The feds are very busy in California raiding pot grows, drug traffickers and now violent gangs. And where there are gangs, drugs will naturally follow. Thank God we have dedicated people who would risk their lives to make our society safe of crime and drugs.

SFGATE.com
http://www.sfgate.com/cgi-bin/article.cgi...

3 U.S. agents shot in Petaluma gang raid

Will Kane,Vivian Ho

Friday, May 4, 2012

Three federal immigration agents were shot and wounded in Petaluma early Thursday while taking part in an antigang sweep prompted by a 2010 triple killing in South San Francisco, authorities said.

The raid was part of a Bay Area-wide operation in which federal and local authorities arrested 13 people Thursday, most of them alleged gang members, who were indicted on murder, racketeering, conspiracy and other charges.

The 13 were among 19 people named in an April 24 federal indictment, which was unsealed Thursday in U.S. District Court in San Francisco.

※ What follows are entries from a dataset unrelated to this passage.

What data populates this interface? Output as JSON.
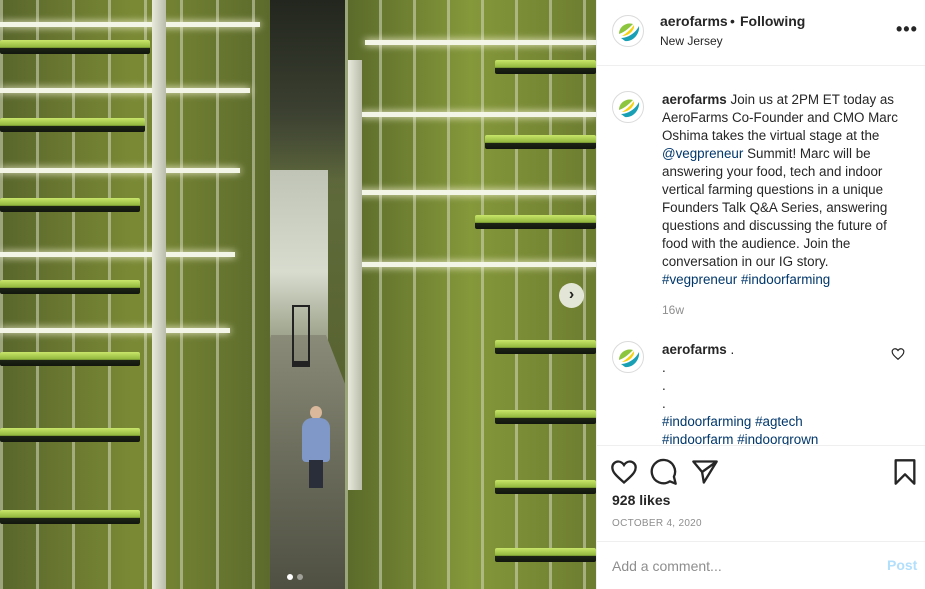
{
  "photo": {
    "carousel_index": 1,
    "carousel_count": 2,
    "next_icon": "chevron-right-icon"
  },
  "header": {
    "username": "aerofarms",
    "separator": "•",
    "follow_status": "Following",
    "location": "New Jersey",
    "more_icon": "more-options-icon",
    "more_label": "•••"
  },
  "caption": {
    "username": "aerofarms",
    "text": "Join us at 2PM ET today as AeroFarms Co-Founder and CMO Marc Oshima takes the virtual stage at the",
    "mention": "@vegpreneur",
    "text2": "Summit! Marc will be answering your food, tech and indoor vertical farming questions in a unique Founders Talk Q&A Series, answering questions and discussing the future of food with the audience. Join the conversation in our IG story.",
    "hashtag1": "#vegpreneur",
    "hashtag2": "#indoorfarming",
    "time": "16w"
  },
  "comment": {
    "username": "aerofarms",
    "dot_lines": [
      ".",
      ".",
      "."
    ],
    "hashtag1": "#indoorfarming",
    "hashtag2": "#agtech",
    "hashtag3": "#indoorfarm",
    "hashtag4": "#indoorgrown"
  },
  "actions": {
    "likes": "928 likes",
    "date": "OCTOBER 4, 2020",
    "comment_placeholder": "Add a comment...",
    "post_label": "Post"
  },
  "colors": {
    "link": "#00376b",
    "muted": "#8e8e8e",
    "post_disabled": "#b2dffc",
    "logo_green": "#8cc63f",
    "logo_yellow": "#f5d312",
    "logo_teal": "#1aa0b5"
  }
}
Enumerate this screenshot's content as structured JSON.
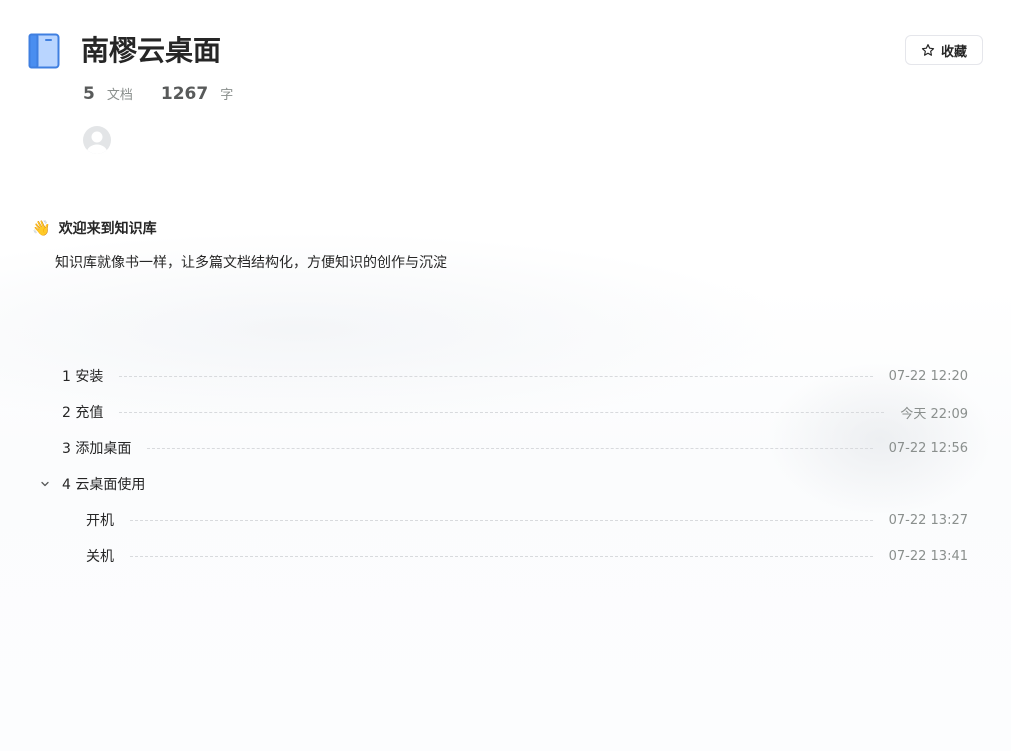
{
  "book": {
    "title": "南樛云桌面",
    "icon": "book-icon",
    "doc_count": "5",
    "doc_unit": "文档",
    "word_count": "1267",
    "word_unit": "字"
  },
  "actions": {
    "favorite_label": "收藏",
    "favorite_icon": "star-icon"
  },
  "welcome": {
    "emoji": "👋",
    "title": "欢迎来到知识库",
    "description": "知识库就像书一样，让多篇文档结构化，方便知识的创作与沉淀"
  },
  "toc": [
    {
      "title": "1 安装",
      "time": "07-22 12:20"
    },
    {
      "title": "2 充值",
      "time": "今天 22:09"
    },
    {
      "title": "3 添加桌面",
      "time": "07-22 12:56"
    },
    {
      "title": "4 云桌面使用",
      "time": ""
    },
    {
      "title": "开机",
      "time": "07-22 13:27"
    },
    {
      "title": "关机",
      "time": "07-22 13:41"
    }
  ],
  "colors": {
    "accent_blue": "#4a8ef0",
    "text": "#262626",
    "muted": "#8a8f8d"
  }
}
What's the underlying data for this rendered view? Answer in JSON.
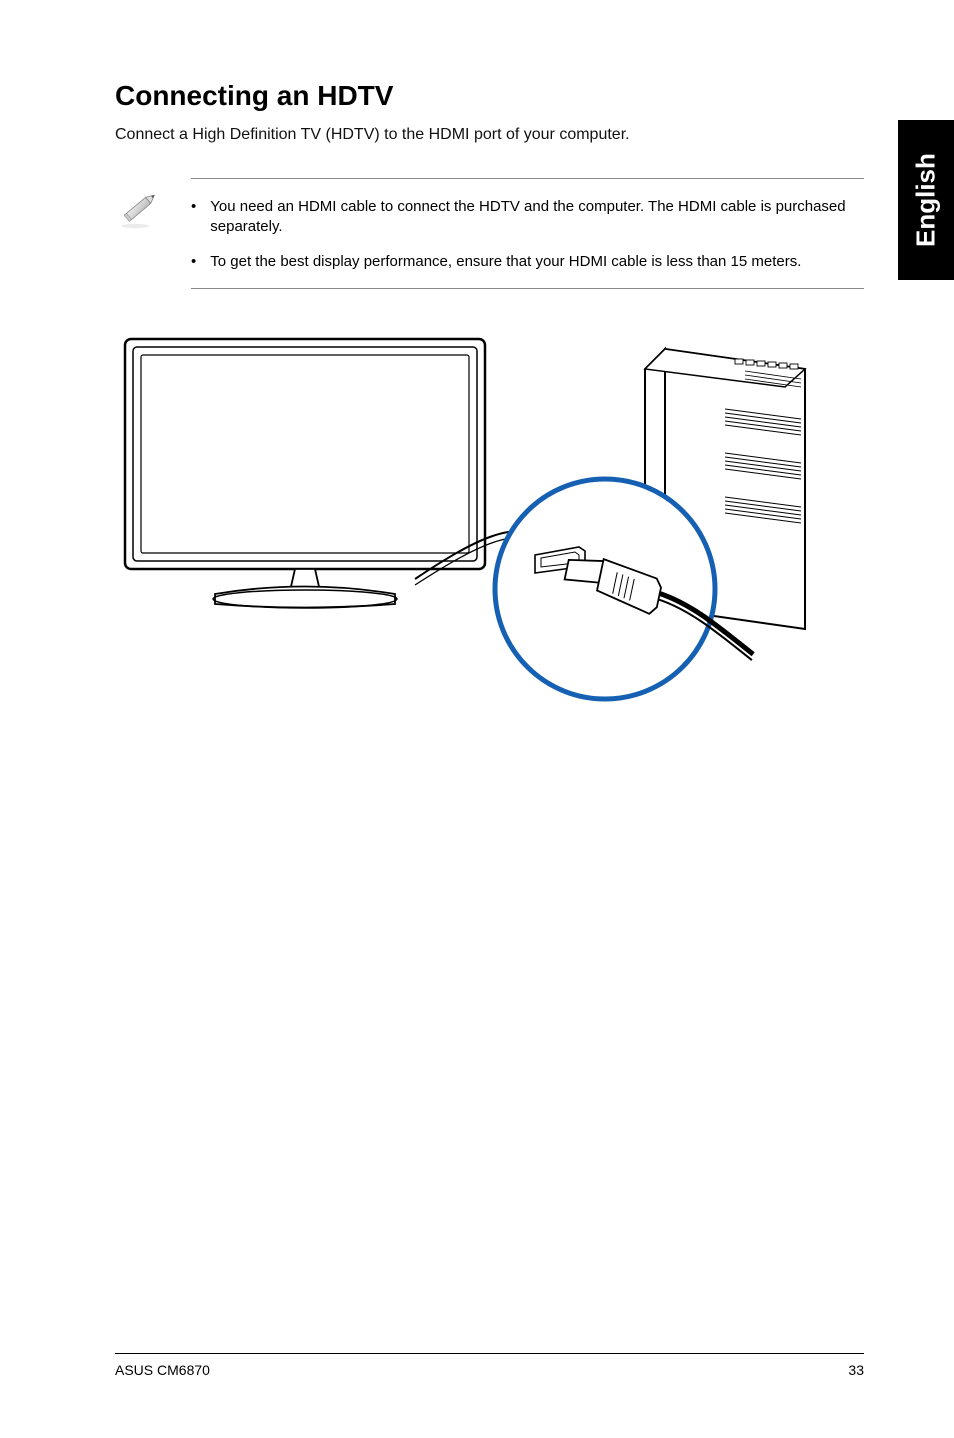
{
  "side_tab": "English",
  "heading": "Connecting an HDTV",
  "intro": "Connect a High Definition TV (HDTV) to the HDMI port of your computer.",
  "notes": {
    "items": [
      "You need an HDMI cable to connect the HDTV and the computer. The HDMI cable is purchased separately.",
      "To get the best display performance, ensure that your HDMI cable is less than 15 meters."
    ]
  },
  "footer": {
    "left": "ASUS CM6870",
    "right": "33"
  }
}
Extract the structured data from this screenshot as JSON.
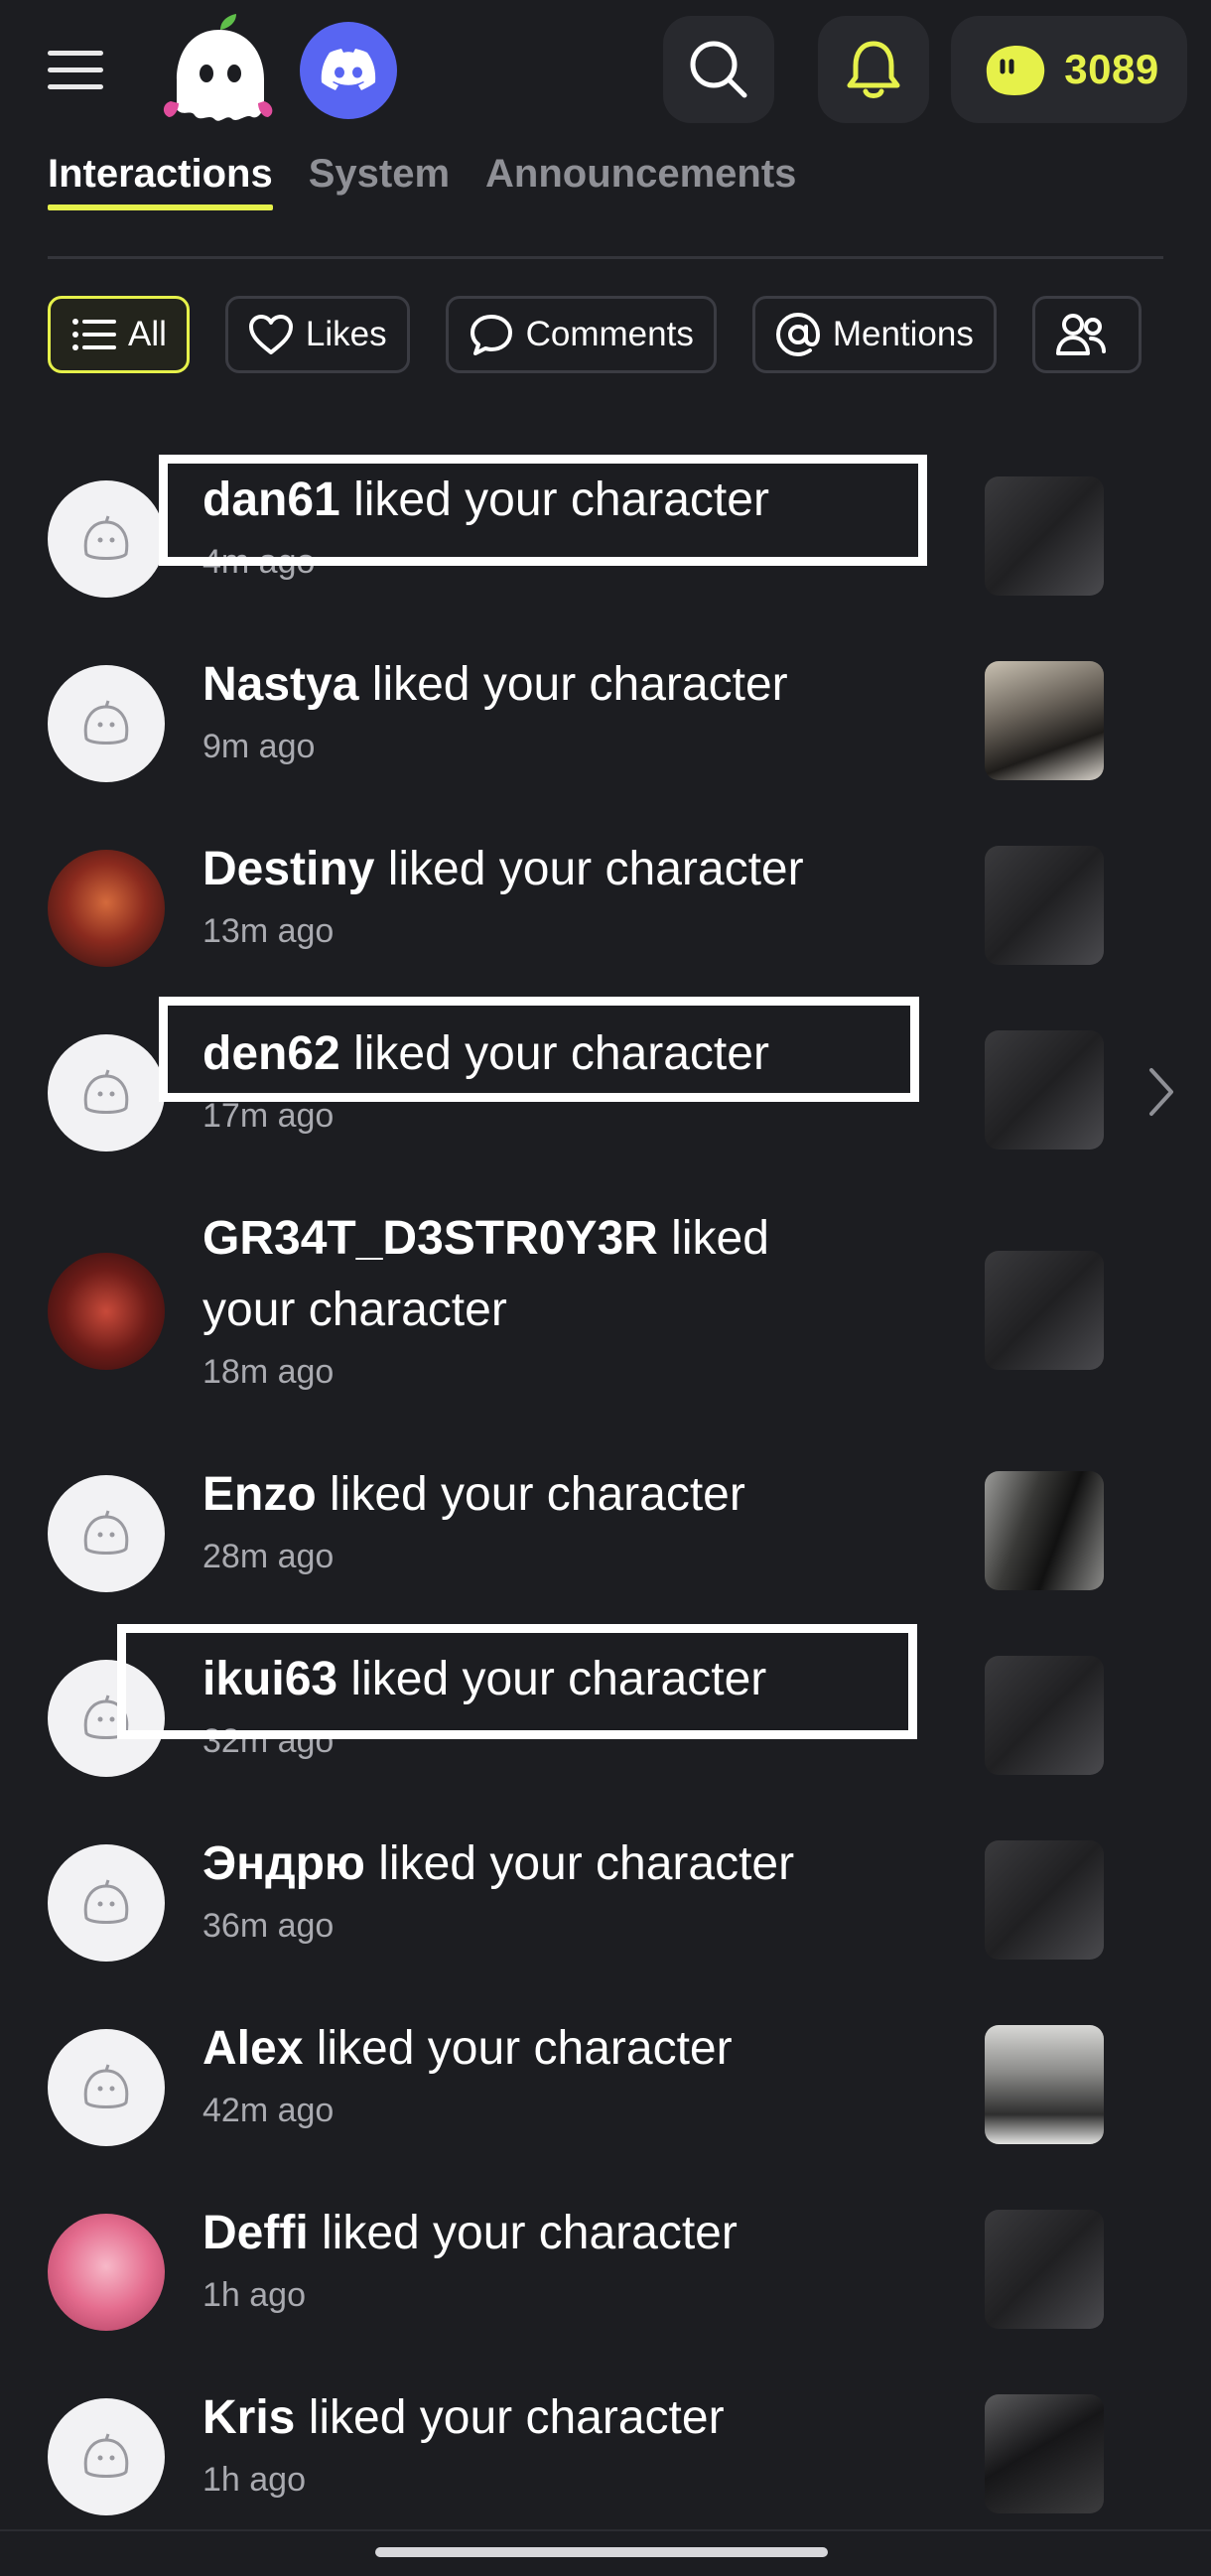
{
  "header": {
    "menu_icon": "hamburger-menu-icon",
    "logo_icon": "ghost-logo-icon",
    "discord_icon": "discord-icon",
    "search_icon": "search-icon",
    "bell_icon": "bell-icon",
    "coins": "3089"
  },
  "tabs": [
    {
      "label": "Interactions",
      "active": true
    },
    {
      "label": "System",
      "active": false
    },
    {
      "label": "Announcements",
      "active": false
    }
  ],
  "filters": [
    {
      "label": "All",
      "icon": "list-icon",
      "active": true
    },
    {
      "label": "Likes",
      "icon": "heart-icon",
      "active": false
    },
    {
      "label": "Comments",
      "icon": "comment-icon",
      "active": false
    },
    {
      "label": "Mentions",
      "icon": "at-icon",
      "active": false
    },
    {
      "label": "",
      "icon": "users-icon",
      "active": false
    }
  ],
  "notifications": [
    {
      "user": "dan61",
      "action": " liked your character",
      "time": "4m ago"
    },
    {
      "user": "Nastya",
      "action": " liked your character",
      "time": "9m ago"
    },
    {
      "user": "Destiny",
      "action": " liked your character",
      "time": "13m ago"
    },
    {
      "user": "den62",
      "action": " liked your character",
      "time": "17m ago"
    },
    {
      "user": "GR34T_D3STR0Y3R",
      "action": " liked your character",
      "time": "18m ago"
    },
    {
      "user": "Enzo",
      "action": " liked your character",
      "time": "28m ago"
    },
    {
      "user": "ikui63",
      "action": " liked your character",
      "time": "32m ago"
    },
    {
      "user": "Эндрю",
      "action": " liked your character",
      "time": "36m ago"
    },
    {
      "user": "Alex",
      "action": " liked your character",
      "time": "42m ago"
    },
    {
      "user": "Deffi ",
      "action": " liked your character",
      "time": "1h ago"
    },
    {
      "user": "Kris",
      "action": " liked your character",
      "time": "1h ago"
    }
  ],
  "colors": {
    "background": "#1c1d21",
    "accent": "#e6f14a",
    "discord": "#5865f2",
    "muted_text": "#a9aab0"
  }
}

The other six were already in custody, authorities said.

The three SWAT officers with the Immigration and Customs Enforcement agency were shot near a home at McNeil Avenue and South McDowell Boulevard around 4 a.m. All three were taken to the hospital with nonlife-threatening injuries, said Virginia Kice, an agency spokeswoman. Their names were not released.
Punching a hole

Federal officers surrounded the one-story home before dawn, knocked a large hole in the garage door and burst inside, witnesses said. Neighbors said they later heard numerous shots.

One person was arrested at the home, said Clark Settles, special agent in charge of Immigration and Customs Enforcement's homeland security investigations. The man fired an assault rifle at officers and wounded them in a "barrage of gunfire," he said.

Authorities would not say whether the gunman was wounded, nor would they identify him. But one of those arrested Thursday, Victor Flores, 20, lives on McNeil Avenue, public records show. Flores is one of four men accused of murder for the 2010 triple killing.
Suspected Norteņos

Most of the 19 people indicted were members of the 500 Block and C Street Norteņo gang factions based in South San Francisco, federal prosecutors said.

The city "was ground zero for the 500 Block, C Street violence," U.S. Attorney Melinda Haag said in a news conference at South San Francisco City Hall.

Four of the arrestees could face the death penalty if convicted, and 12 others could face life in prison, prosecutors said.

The killings that led to the indictments happened Dec. 22, 2010, at the corner of Linden Avenue and an alley called Eighth Lane in South San Francisco.

Shot to death were Omar Cortez, 18; Gonzalo Avalos, 19, and Hector Flores, 20, who were standing with three acquaintances when someone opened fire from a passing Chevrolet Impala.

The survivors, who suffered minor injuries, refused to cooperate with investigators, police said at the time.

South San Francisco Police Chief Michael Massoni said the arrests had made a "significant impact" on the 500 Block and C Street gangs. According to the indictment, many of the accused were ranking members of the gangs, including alleged C Street founding member Michael Ortiz, 48, and his sons Michael Ortiz Jr., 25, and Joseph Ortiz, 22, who all live in San Bruno.
4 accused of murder